━━ DATA FOR THE TASK

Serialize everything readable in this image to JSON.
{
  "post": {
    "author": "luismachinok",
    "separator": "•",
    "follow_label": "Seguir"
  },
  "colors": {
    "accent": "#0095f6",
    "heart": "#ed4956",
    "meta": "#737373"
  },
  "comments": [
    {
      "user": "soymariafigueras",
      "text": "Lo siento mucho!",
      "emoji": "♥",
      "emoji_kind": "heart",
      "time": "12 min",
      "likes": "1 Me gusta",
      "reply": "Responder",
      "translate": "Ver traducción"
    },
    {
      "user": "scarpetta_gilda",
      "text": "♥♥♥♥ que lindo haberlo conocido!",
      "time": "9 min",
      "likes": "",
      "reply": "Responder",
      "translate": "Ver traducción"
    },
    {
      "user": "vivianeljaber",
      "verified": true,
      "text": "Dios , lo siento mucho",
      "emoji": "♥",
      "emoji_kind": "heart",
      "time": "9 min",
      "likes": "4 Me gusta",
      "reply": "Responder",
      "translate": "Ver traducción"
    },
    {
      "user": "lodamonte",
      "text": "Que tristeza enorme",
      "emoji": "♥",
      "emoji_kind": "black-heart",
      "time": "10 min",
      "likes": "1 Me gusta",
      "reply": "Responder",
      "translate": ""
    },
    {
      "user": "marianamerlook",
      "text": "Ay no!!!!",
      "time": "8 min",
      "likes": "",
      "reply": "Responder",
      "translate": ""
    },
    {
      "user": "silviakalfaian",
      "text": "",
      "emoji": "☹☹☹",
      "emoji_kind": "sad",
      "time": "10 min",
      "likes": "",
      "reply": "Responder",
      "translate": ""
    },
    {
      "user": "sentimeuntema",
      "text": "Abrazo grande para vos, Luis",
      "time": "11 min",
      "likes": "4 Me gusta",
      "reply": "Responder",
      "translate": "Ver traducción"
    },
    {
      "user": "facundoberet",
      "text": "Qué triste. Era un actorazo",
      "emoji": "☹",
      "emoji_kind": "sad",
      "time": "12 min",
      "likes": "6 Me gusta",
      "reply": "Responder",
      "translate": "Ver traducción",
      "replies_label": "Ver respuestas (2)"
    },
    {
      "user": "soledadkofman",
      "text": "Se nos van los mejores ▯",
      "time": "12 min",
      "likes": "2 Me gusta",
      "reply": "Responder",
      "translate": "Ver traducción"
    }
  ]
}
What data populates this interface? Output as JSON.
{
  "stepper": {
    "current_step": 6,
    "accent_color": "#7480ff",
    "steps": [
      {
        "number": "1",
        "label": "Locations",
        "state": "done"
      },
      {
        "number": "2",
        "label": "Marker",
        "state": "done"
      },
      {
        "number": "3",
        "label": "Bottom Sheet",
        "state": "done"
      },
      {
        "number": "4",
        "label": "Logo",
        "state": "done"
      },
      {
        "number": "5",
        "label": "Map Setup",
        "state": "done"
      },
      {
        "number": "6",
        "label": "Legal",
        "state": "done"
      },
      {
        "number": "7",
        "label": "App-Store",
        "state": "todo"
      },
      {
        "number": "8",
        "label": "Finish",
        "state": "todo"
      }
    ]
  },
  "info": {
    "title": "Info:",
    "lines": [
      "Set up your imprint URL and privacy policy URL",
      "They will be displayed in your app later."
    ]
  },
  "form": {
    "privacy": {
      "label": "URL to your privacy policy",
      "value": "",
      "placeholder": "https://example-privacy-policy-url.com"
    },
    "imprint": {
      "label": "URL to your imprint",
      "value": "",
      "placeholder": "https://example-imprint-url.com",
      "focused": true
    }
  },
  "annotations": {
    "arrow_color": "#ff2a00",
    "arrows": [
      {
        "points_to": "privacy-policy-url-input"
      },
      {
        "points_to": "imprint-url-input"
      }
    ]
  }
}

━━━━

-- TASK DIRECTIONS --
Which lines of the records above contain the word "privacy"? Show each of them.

-- RESPONSE TO THIS EXERCISE --
      "Set up your imprint URL and privacy policy URL",
    "privacy": {
      "label": "URL to your privacy policy",
      "placeholder": "https://example-privacy-policy-url.com"
        "points_to": "privacy-policy-url-input"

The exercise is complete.